Cetovimukti (चेतोविमुक्ति) refers to “deliverance of mind”, according to Mahāprajñāpāramitāśāstra (chapter 41).—Accordingly, “[The eighteen āveṇika-dharmas (‘special attributes’)]— [...] (12). The Buddha has no loss of the wisdom and the vision of deliverance.—[...] The fruit of retribution (vipākaphala) of these four things is twofold: i) vimukti, ‘deliverance’; ii) vimukti-jñānadarśana, ‘knowledge and vision of deliverance’. The meaning of vimukti has been defined above. As for vimukti-jñānadarśana, it is by using it that one understands the two kinds of deliverance, i.e., conditioned deliverance and unconditioned deliverance, and one also understands the other kinds of deliverance; occasional deliverance, non-occasional deliverance, deliverance of mind (cetovimukti)], deliverance by wisdom, twofold deliverance, destructible deliverance, indestructible deliverance, the eight liberations, the inconceivable liberations, the unobstructed liberations, etc. [...]”.
Mahayana (महायान, mahāyāna) is a major branch of Buddhism focusing on the path of a Bodhisattva (spiritual aspirants/ enlightened beings). Extant literature is vast and primarely composed in the Sanskrit language. There are many sūtras of which some of the earliest are the various Prajñāpāramitā sūtras.
Languages of India and abroad
Sanskrit dictionarySource: Cologne Digital Sanskrit Dictionaries: Edgerton Buddhist Hybrid Sanskrit Dictionary
Cetovimukti (चेतोविमुक्ति).—emancipation of mind = Pali cetovi-mutti, according to [Pali Text Society’s Pali-English Dictionary] always with paññāvimutti: Lalitavistara 418.18 °tiḥ prajñāvimuktiś ca; both also Mahāvastu ii.139.6; iii.333.16; but in iii.333.13 prajñāvi° is lacking. In all four described by the adj. akopya, q.v.
Sanskrit, also spelled संस्कृतम् (saṃskṛtam), is an ancient language of India commonly seen as the grandmother of the Indo-European language family (even English!). Closely allied with Prakrit and Pali, Sanskrit is more exhaustive in both grammar and terms and has the most extensive collection of literature in the world, greatly surpassing its sister-languages Greek and Latin.
See also (Relevant definitions)

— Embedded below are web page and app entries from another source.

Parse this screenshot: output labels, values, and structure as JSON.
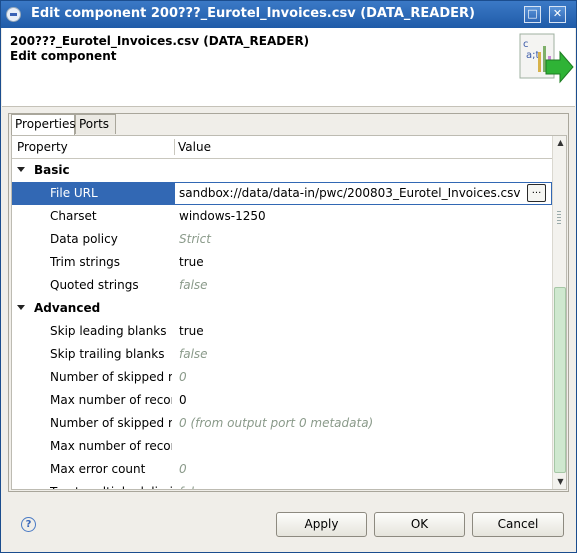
{
  "window": {
    "title": "Edit component 200???_Eurotel_Invoices.csv (DATA_READER)",
    "maximize_glyph": "□",
    "close_glyph": "✕"
  },
  "header": {
    "title": "200???_Eurotel_Invoices.csv (DATA_READER)",
    "subtitle": "Edit component",
    "image_icon": "csv-reader-wizard-icon"
  },
  "tabs": [
    {
      "label": "Properties",
      "active": true
    },
    {
      "label": "Ports",
      "active": false
    }
  ],
  "table": {
    "columns": [
      "Property",
      "Value"
    ],
    "rows": [
      {
        "kind": "category",
        "label": "Basic"
      },
      {
        "kind": "prop",
        "name": "File URL",
        "value": "sandbox://data/data-in/pwc/200803_Eurotel_Invoices.csv",
        "default": false,
        "selected": true
      },
      {
        "kind": "prop",
        "name": "Charset",
        "value": "windows-1250",
        "default": false
      },
      {
        "kind": "prop",
        "name": "Data policy",
        "value": "Strict",
        "default": true
      },
      {
        "kind": "prop",
        "name": "Trim strings",
        "value": "true",
        "default": false
      },
      {
        "kind": "prop",
        "name": "Quoted strings",
        "value": "false",
        "default": true
      },
      {
        "kind": "category",
        "label": "Advanced"
      },
      {
        "kind": "prop",
        "name": "Skip leading blanks",
        "value": "true",
        "default": false
      },
      {
        "kind": "prop",
        "name": "Skip trailing blanks",
        "value": "false",
        "default": true
      },
      {
        "kind": "prop",
        "name": "Number of skipped re",
        "value": "0",
        "default": true
      },
      {
        "kind": "prop",
        "name": "Max number of record",
        "value": "0",
        "default": false
      },
      {
        "kind": "prop",
        "name": "Number of skipped re",
        "value": "0 (from output port 0 metadata)",
        "default": true
      },
      {
        "kind": "prop",
        "name": "Max number of record",
        "value": "",
        "default": false
      },
      {
        "kind": "prop",
        "name": "Max error count",
        "value": "0",
        "default": true
      },
      {
        "kind": "prop",
        "name": "Treat multiple delimi",
        "value": "false",
        "default": true
      }
    ],
    "edit_button_label": "..."
  },
  "buttons": {
    "help": "?",
    "apply": "Apply",
    "ok": "OK",
    "cancel": "Cancel"
  }
}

Search found 1 books and stories containing Cetovimukti, Cetas-vimukti, Ceto-vimukti; (plurals include: Cetovimuktis, vimuktis). You can also click to the full overview containing English textual excerpts. Below are direct links for the most relevant articles:
Maha Prajnaparamita Sastra (by Gelongma Karma Migme Chödrön)
Preliminary note on the four immeasurables (apramāṇa) < [Class 3: The four immeasurables]
Part 5 - Pañcamātra Bhikṣusahasra (section of five thousand arhats) < [Chapter VI - The Great Bhikṣu Saṃgha]
Preliminary note on the three meditative stabilizations (samādhi) < [Class 1: The three meditative stabilizations]